A delegation of 52 American law-enforcement officers from 12 states, has arrived in Israel for the second consecutive year to train in counterterrorism tactics together with their Israeli counterparts.
During their stay, the United States delegation is housed at the Beit Shemesh police academy, where officers will meet with special combat units, train in counterterrorism techniques, and be addressed by Police Commissioner Roni Alsheich, The Jerusalem Post reported Tuesday.
The delegation is set to return to the U.S. after a September 11 memorial service to be held at the 9/11 Living Memorial Plaza in the Arazim Valley.
52 police officers from USA law enforcement arrived in Israel today, part of joint Israel USA Delegation, sharing & learning from each other pic.twitter.com/7f56tuu600
— Micky Rosenfeld (@MickyRosenfeld) September 3, 2017
Michael Safris, chief of the Essex County’s Sheriff’s Office Deputy Division, who is Jewish said he has visited Israel 40 times and, in return, hosted numerous Israeli police delegation in the U.S. over the past ten years.
“From all my trips, I know the delegation forms an important relationship, and if something happens in the U.S. or something happens here, we stay in touch and honor each country’s fallen officers,” Safris said. “The relationship and comradery developed over the last two years is one of the reasons we keep coming,” he added.
Safri also explained how the struggle for survival sets Israeli police apart from other forces in the world.
“In our communities, for a lot of police officers, it’s a job,” he said, adding that “I think that it’s more than a job for a lot of the officers in Israel because they are protecting their homeland.”
Israeli police spokesman Micky Rosenfeld echoed Safris’ sentiment and highlighted how the hostile environment makes Israel the ideal location to train in the counterterrorism field.
“In terms of counterterrorism tactics that have been used and implemented at numerous scenes across the country, where unfortunately terrorist attacks have taken place, the Israeli police have used those tactics to minimize injuries, as well as find rapid solutions,” Rosenfeld said.
He added that “over the next few days, the Police Unity Tour will learn and see a number of these tactics across the country.”
The U.S. and Israel enjoy a regular exchange of law-enforcement delegations and participants have stressed the benefit of close cooperation with Israeli professionals in the areas of domestic counter-terrorism practices and first response to terrorist attacks.
Israel has been praised in the past by leading anti-terror practitioners for pioneering in the field.
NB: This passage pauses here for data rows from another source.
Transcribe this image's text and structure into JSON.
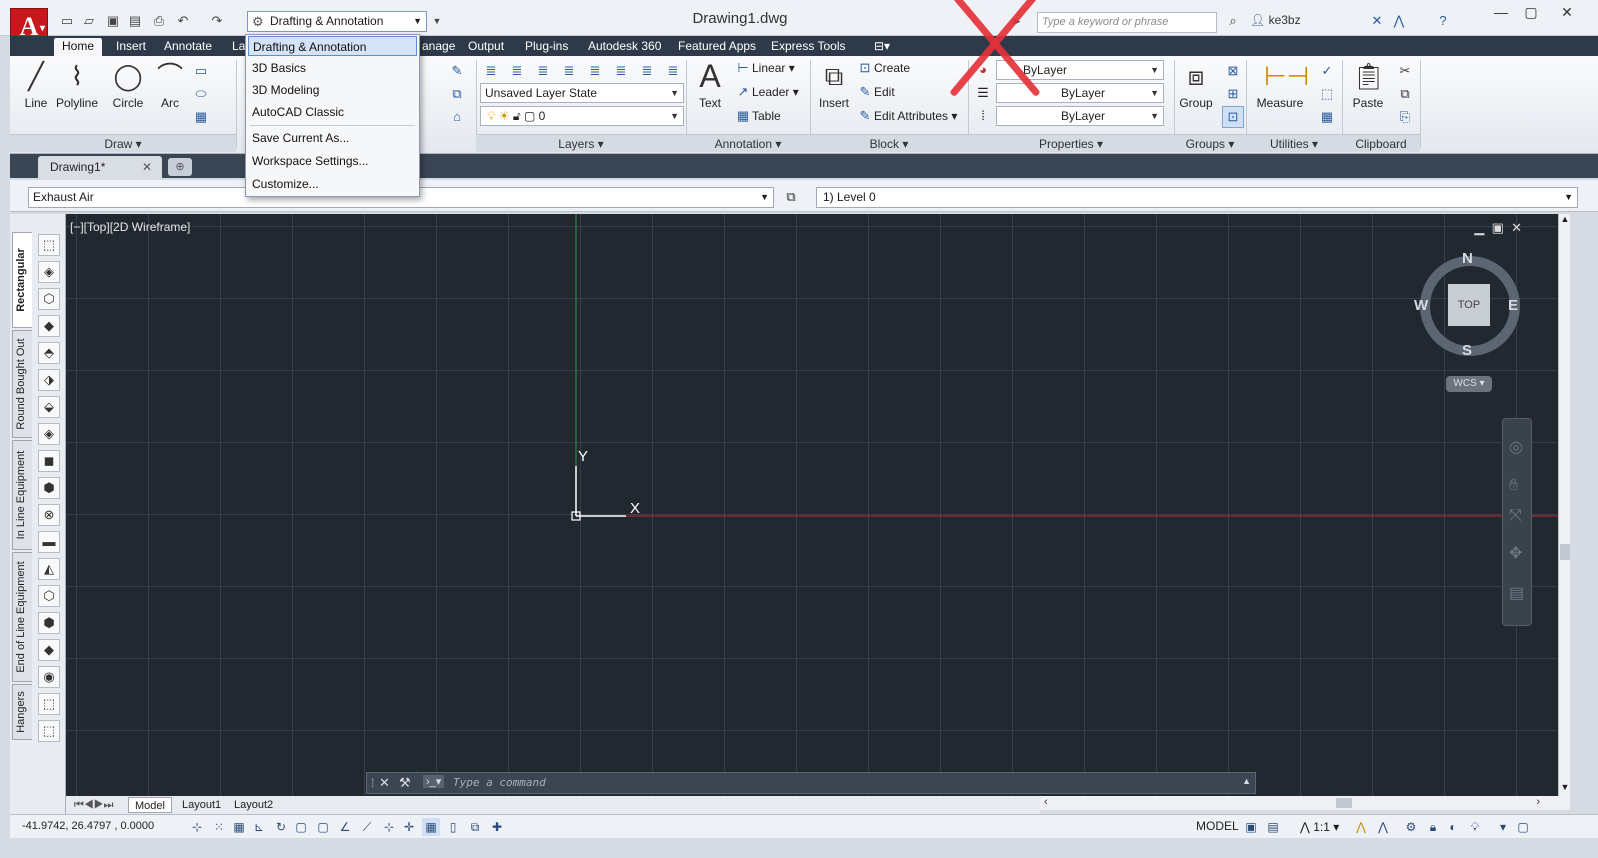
{
  "window": {
    "title": "Drawing1.dwg",
    "workspace_combo": "Drafting & Annotation",
    "search_placeholder": "Type a keyword or phrase",
    "user": "ke3bz"
  },
  "ribbon_tabs": [
    "Home",
    "Insert",
    "Annotate",
    "La",
    "anage",
    "Output",
    "Plug-ins",
    "Autodesk 360",
    "Featured Apps",
    "Express Tools"
  ],
  "workspace_menu": {
    "items": [
      "Drafting & Annotation",
      "3D Basics",
      "3D Modeling",
      "AutoCAD Classic",
      "Save Current As...",
      "Workspace Settings...",
      "Customize..."
    ],
    "selected": "Drafting & Annotation"
  },
  "ribbon": {
    "draw": {
      "title": "Draw",
      "line": "Line",
      "polyline": "Polyline",
      "circle": "Circle",
      "arc": "Arc"
    },
    "layers": {
      "title": "Layers",
      "state": "Unsaved Layer State",
      "current": "0"
    },
    "annotation": {
      "title": "Annotation",
      "text": "Text",
      "linear": "Linear",
      "leader": "Leader",
      "table": "Table"
    },
    "block": {
      "title": "Block",
      "insert": "Insert",
      "create": "Create",
      "edit": "Edit",
      "edit_attributes": "Edit Attributes"
    },
    "properties": {
      "title": "Properties",
      "color": "ByLayer",
      "linetype": "ByLayer",
      "lineweight": "ByLayer"
    },
    "groups": {
      "title": "Groups",
      "group": "Group"
    },
    "utilities": {
      "title": "Utilities",
      "measure": "Measure"
    },
    "clipboard": {
      "title": "Clipboard",
      "paste": "Paste"
    }
  },
  "file_tab": "Drawing1*",
  "layer_bar": {
    "left": "Exhaust Air",
    "right": "1) Level 0"
  },
  "palette_tabs": [
    "Rectangular",
    "Round Bought Out",
    "In Line Equipment",
    "End of Line Equipment",
    "Hangers"
  ],
  "viewport": {
    "label": "[−][Top][2D Wireframe]",
    "ucs_y": "Y",
    "ucs_x": "X",
    "viewcube": {
      "top": "TOP",
      "n": "N",
      "s": "S",
      "e": "E",
      "w": "W",
      "wcs": "WCS"
    }
  },
  "command_line": {
    "placeholder": "Type a command"
  },
  "layout_tabs": [
    "Model",
    "Layout1",
    "Layout2"
  ],
  "status": {
    "coords": "-41.9742, 26.4797 , 0.0000",
    "model": "MODEL",
    "scale": "1:1"
  },
  "colors": {
    "canvas": "#212830",
    "accent_red": "#c8181d",
    "x_axis": "#c0282c",
    "y_axis": "#2e9a3c"
  }
}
Europe should look to Israel as “a welcome guide in navigating the difficult moral, legal and tactical terrain ahead,” Lord David Trimble, a Nobel Peace Prize winner, and Robert Quick, a former assistant commissioner at London’s Metropolitan Police, wrote in The Daily Telegraph last year.
“One country fits this bill better than most – no democratic nation has endured Islamist terrorism to the extent that Israel has,” the pair added.